In our opinion, the main difficulty in adopting the proposed measure is that it is a Resolution passed by the Directorate General for Gambling Regulation, instead of an amendment of the different Ministerial orders [Ministeriales] that approve the Regulation of the various types of gambling games (straight sports betting, parimutuel sports betting, betting-exchange, other straight betting, straight horse racing betting and parimutuel horse racing betting).
This choice of legislation is, however, very debatable for the precise reason that all the Ministerial Orders that regulate the aforementioned Singular Licenses were amended individually (in amendments which were made in 2013 and detailed in Order HAP/1998 /2013) to remove any reference to an official catalogue of ‘bettable’ events and to the “corresponding betting programme set by the operator”. In addition, in that Order (approved by Resolution of December 19, 2011 by the Directorate General for Gambling Regulation, which was curiously never published in the Spanish Official State Gazette [BOE]), an initial Catalogue of Sports Competitions and Sporting Events that could, until that point, be included by operators in their betting programmes was specifically repealed.
In other words, using these Orders, the Directorate General for Gambling Regulation took away any “control” of ‘bettable’ events and the choice of events was handed over to operators – in short, before they were free to offer any event but now, by means of a simple Resolution (of lower rank), this freedom has been removed.
It is also intended to justify this choice of legislation, which provides the Directorate General for Gambling Regulation with the power (through the Resolution) to introduce a ban by means of an “instruction directed to game operators” under Articles 6.3 and Article 21, parts 4 and 9 of the Gambling Regulation Law; and in Article 14.1 of the respective regulations of the different games. However, these demands would have only made sense if the administrative procedure had been completed through the planned but never implemented National Gambling Commission [Proyectada y nonnata Comisión Nacional del Juego], as an independent body, with the capacity to decide on the content of an Event Catalogue. It is difficult for a ban of this nature to be framed as a mandate to the operators; a mandate which is derived from the regulatory legislation that previously applied to them, omitting the previous non-existence of this ban in the Regulations that are currently in force.
The content of the Resolution and the limits of the ban are established through brief articles, which, however, has caused several comments to arise whilst it was being written, due to its obvious ambiguity.
Article One prohibits operators of any regulated betting from offering in their events programmes those which are “mainly or exclusively patronised by minors”.

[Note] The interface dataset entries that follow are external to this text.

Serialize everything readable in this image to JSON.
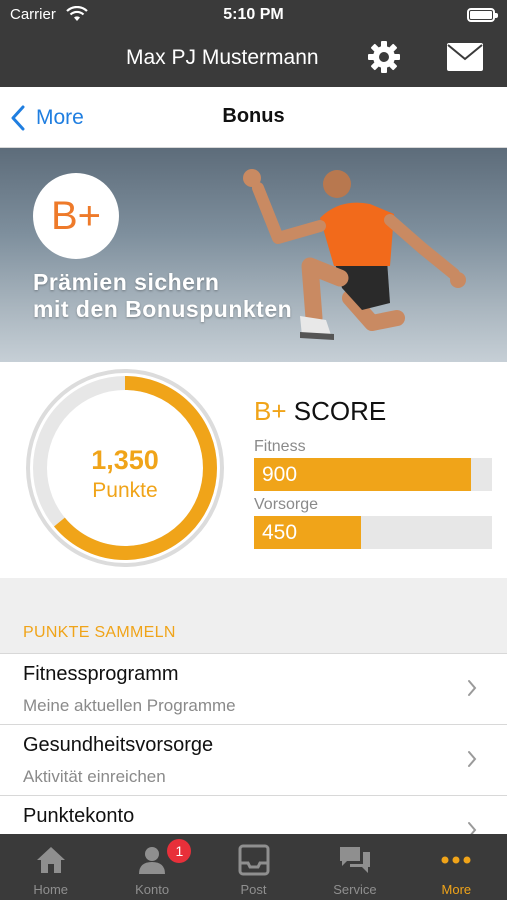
{
  "status_bar": {
    "carrier": "Carrier",
    "time": "5:10 PM"
  },
  "top_bar": {
    "user_name": "Max PJ Mustermann",
    "settings_icon": "gear-icon",
    "mail_icon": "envelope-icon"
  },
  "nav": {
    "back_label": "More",
    "title": "Bonus"
  },
  "hero": {
    "badge": "B+",
    "line1": "Prämien sichern",
    "line2": "mit den Bonuspunkten"
  },
  "score": {
    "ring_value": "1,350",
    "ring_unit": "Punkte",
    "ring_fraction": 0.64,
    "title_prefix": "B+",
    "title_suffix": "SCORE",
    "bars": [
      {
        "label": "Fitness",
        "value": "900",
        "fraction": 0.91
      },
      {
        "label": "Vorsorge",
        "value": "450",
        "fraction": 0.45
      }
    ]
  },
  "section": {
    "title": "PUNKTE SAMMELN"
  },
  "list": [
    {
      "title": "Fitnessprogramm",
      "subtitle": "Meine aktuellen Programme"
    },
    {
      "title": "Gesundheitsvorsorge",
      "subtitle": "Aktivität einreichen"
    },
    {
      "title": "Punktekonto",
      "subtitle": ""
    }
  ],
  "tabs": [
    {
      "label": "Home",
      "icon": "home-icon",
      "badge": ""
    },
    {
      "label": "Konto",
      "icon": "person-icon",
      "badge": "1"
    },
    {
      "label": "Post",
      "icon": "inbox-icon",
      "badge": ""
    },
    {
      "label": "Service",
      "icon": "chat-icon",
      "badge": ""
    },
    {
      "label": "More",
      "icon": "more-icon",
      "badge": ""
    }
  ],
  "colors": {
    "accent": "#f0a419",
    "link": "#1f7ee0",
    "dark_bar": "#3a3a3a",
    "badge_red": "#e8303a",
    "hero_orange": "#ee7a2a"
  }
}
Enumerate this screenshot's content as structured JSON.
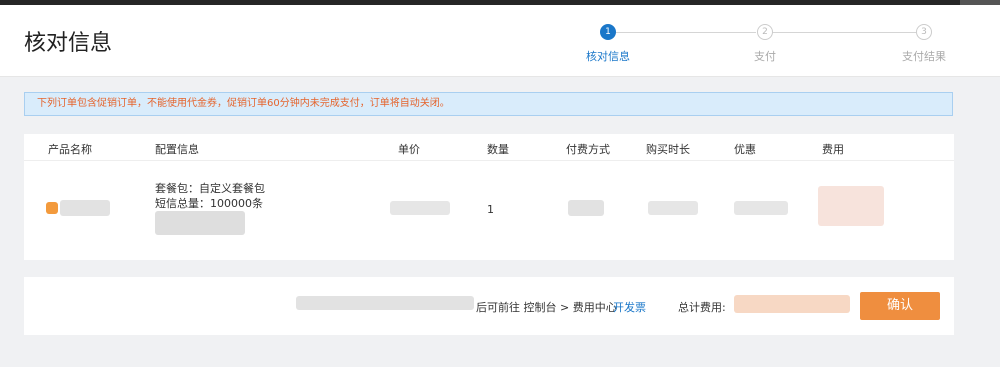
{
  "header": {
    "title": "核对信息",
    "steps": [
      {
        "number": "1",
        "label": "核对信息",
        "state": "active"
      },
      {
        "number": "2",
        "label": "支付",
        "state": "idle"
      },
      {
        "number": "3",
        "label": "支付结果",
        "state": "idle"
      }
    ]
  },
  "notice": {
    "text": "下列订单包含促销订单，不能使用代金券，促销订单60分钟内未完成支付，订单将自动关闭。"
  },
  "table": {
    "columns": [
      "产品名称",
      "配置信息",
      "单价",
      "数量",
      "付费方式",
      "购买时长",
      "优惠",
      "费用"
    ],
    "row": {
      "config_line1": "套餐包：自定义套餐包",
      "config_line2": "短信总量：100000条",
      "quantity": "1"
    }
  },
  "footer": {
    "text_prefix": "后可前往 控制台 > 费用中心",
    "invoice_link": "开发票",
    "total_label": "总计费用:",
    "submit_label": "确认"
  },
  "colors": {
    "accent": "#1a77c9",
    "notice_text": "#e5642d",
    "notice_bg": "#d9ecfb",
    "button": "#ef8e3f"
  }
}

Article Two purports to interpret Article One more precisely, yet it only refers to the clarification of the term “mostly” (patronised by minors); it does not clarify it, but causes confusion since it defines applicable events as “all sporting or other type of event that, in general, only allows people with who are 18 years old or younger to participate.”
It should be noted that by including this last sentence, they are also banning competitions in which people of legal age participate (i.e. those of 18 years of age and over and therefore they are not only referring to minors). Furthermore, there seems to be a references to “U19” leagues in the documents which are part of the file for the approval of the Project. These are also included in the banned events..
Despite the fact that some operators requested an adjustment period druing the comments phase, the Resolution came into force on 23rd July 2019.